Give the number of lines in the records that include the word "this", and nothing besides.

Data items
⟨

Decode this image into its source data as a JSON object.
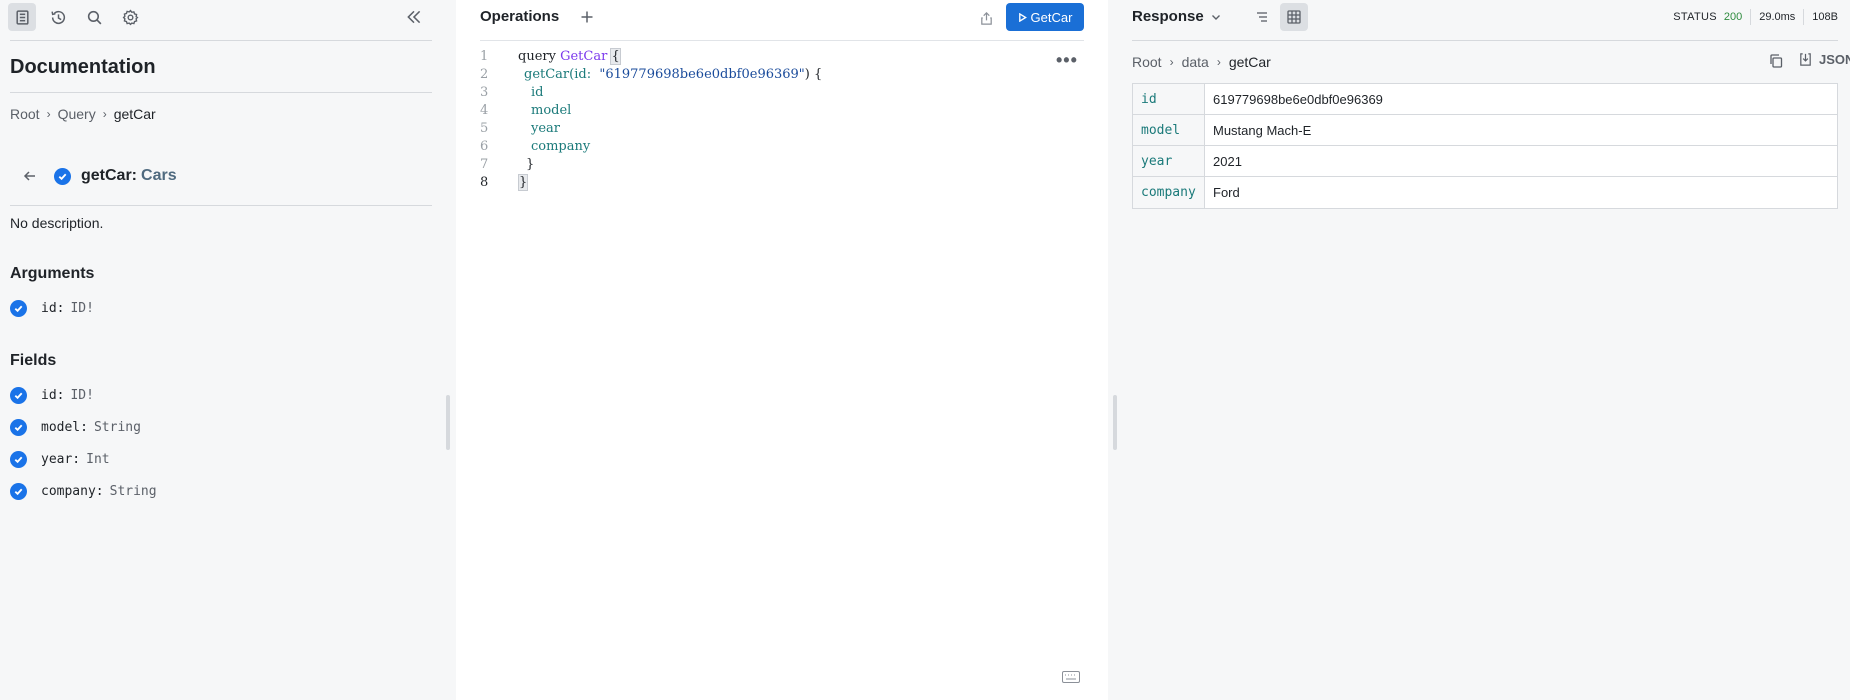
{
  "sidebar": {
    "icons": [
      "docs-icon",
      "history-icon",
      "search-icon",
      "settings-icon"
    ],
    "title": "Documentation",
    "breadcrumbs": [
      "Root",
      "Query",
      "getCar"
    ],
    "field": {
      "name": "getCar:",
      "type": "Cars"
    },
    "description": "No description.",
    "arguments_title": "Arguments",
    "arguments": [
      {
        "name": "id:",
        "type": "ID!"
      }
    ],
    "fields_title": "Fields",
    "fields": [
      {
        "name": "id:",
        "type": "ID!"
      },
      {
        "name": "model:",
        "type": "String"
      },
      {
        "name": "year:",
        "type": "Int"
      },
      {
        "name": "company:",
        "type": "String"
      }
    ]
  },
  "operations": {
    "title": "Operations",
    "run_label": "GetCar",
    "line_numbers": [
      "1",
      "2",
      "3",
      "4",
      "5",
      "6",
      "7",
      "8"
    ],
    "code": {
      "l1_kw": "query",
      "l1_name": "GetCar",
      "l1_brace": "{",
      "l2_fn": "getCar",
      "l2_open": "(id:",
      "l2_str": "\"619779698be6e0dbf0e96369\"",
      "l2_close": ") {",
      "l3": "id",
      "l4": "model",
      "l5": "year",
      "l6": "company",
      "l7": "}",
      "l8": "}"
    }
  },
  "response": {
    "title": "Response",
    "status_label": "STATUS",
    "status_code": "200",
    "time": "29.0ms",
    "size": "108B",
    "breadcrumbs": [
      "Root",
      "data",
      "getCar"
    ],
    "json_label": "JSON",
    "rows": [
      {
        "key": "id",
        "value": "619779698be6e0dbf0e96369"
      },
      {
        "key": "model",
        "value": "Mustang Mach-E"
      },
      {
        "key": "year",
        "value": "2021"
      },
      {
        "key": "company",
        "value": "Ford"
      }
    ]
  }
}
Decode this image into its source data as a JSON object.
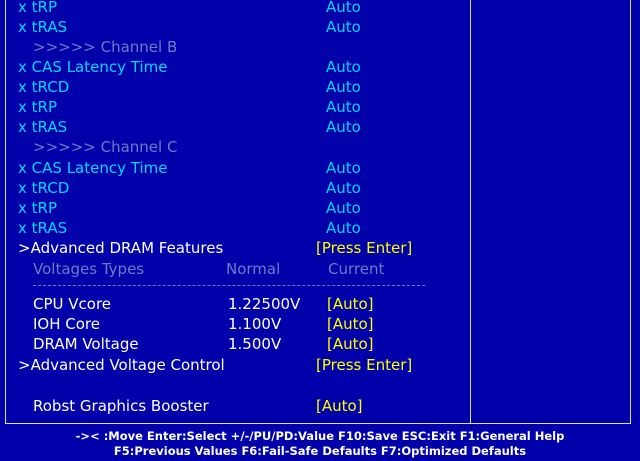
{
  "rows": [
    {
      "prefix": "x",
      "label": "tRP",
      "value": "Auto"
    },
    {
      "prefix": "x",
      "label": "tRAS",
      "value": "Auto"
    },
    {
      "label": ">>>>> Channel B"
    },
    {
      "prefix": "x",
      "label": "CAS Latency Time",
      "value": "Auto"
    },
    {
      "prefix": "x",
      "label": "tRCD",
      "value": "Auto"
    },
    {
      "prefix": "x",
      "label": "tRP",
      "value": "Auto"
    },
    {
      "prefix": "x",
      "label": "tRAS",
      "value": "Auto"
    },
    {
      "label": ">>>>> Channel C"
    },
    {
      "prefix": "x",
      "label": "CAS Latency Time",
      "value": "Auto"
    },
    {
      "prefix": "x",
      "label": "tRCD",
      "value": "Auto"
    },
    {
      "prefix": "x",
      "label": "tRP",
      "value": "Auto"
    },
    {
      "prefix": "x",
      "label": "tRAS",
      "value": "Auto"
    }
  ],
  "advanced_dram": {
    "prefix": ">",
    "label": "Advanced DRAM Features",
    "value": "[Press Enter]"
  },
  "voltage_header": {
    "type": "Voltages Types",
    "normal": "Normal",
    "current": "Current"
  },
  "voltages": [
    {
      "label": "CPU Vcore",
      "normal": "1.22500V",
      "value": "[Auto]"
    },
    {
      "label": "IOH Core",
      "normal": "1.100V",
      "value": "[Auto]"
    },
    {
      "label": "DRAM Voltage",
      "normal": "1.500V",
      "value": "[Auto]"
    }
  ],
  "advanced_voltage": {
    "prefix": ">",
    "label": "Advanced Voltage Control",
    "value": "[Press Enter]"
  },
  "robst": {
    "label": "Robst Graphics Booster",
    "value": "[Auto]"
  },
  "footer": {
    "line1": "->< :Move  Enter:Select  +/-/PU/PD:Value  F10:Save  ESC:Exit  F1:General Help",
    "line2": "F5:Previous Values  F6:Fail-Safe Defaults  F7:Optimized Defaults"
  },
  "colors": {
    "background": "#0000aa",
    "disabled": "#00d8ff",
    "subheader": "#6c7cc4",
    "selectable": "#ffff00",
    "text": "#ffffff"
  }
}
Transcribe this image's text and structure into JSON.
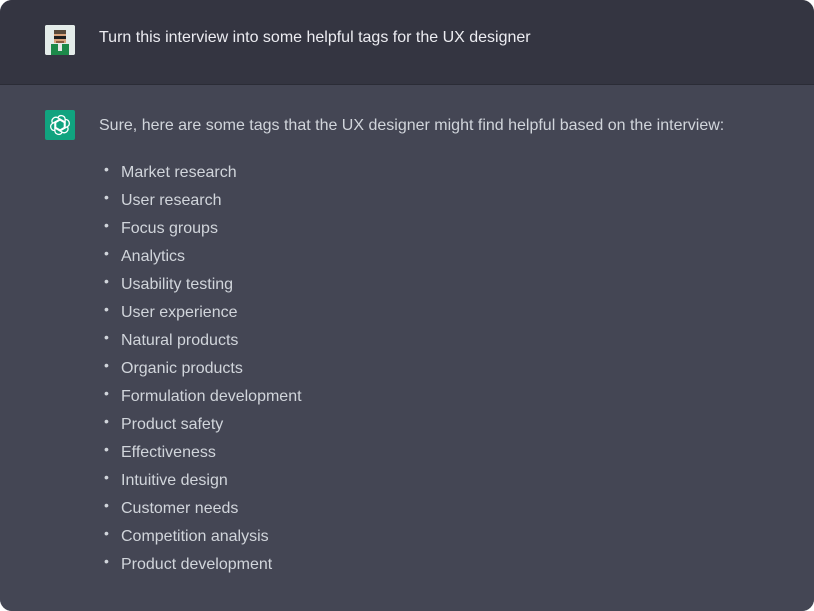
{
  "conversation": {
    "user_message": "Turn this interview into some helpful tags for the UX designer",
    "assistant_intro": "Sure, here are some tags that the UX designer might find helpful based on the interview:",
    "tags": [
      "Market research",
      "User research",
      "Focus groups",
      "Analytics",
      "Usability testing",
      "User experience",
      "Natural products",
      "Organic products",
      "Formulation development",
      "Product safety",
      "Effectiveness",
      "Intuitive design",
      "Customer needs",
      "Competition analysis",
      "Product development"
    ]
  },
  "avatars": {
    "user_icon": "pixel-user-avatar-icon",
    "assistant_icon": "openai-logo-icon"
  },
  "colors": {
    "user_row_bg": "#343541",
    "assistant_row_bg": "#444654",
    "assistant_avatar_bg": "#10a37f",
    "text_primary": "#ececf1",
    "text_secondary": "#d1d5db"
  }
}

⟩

Exercise solution>
4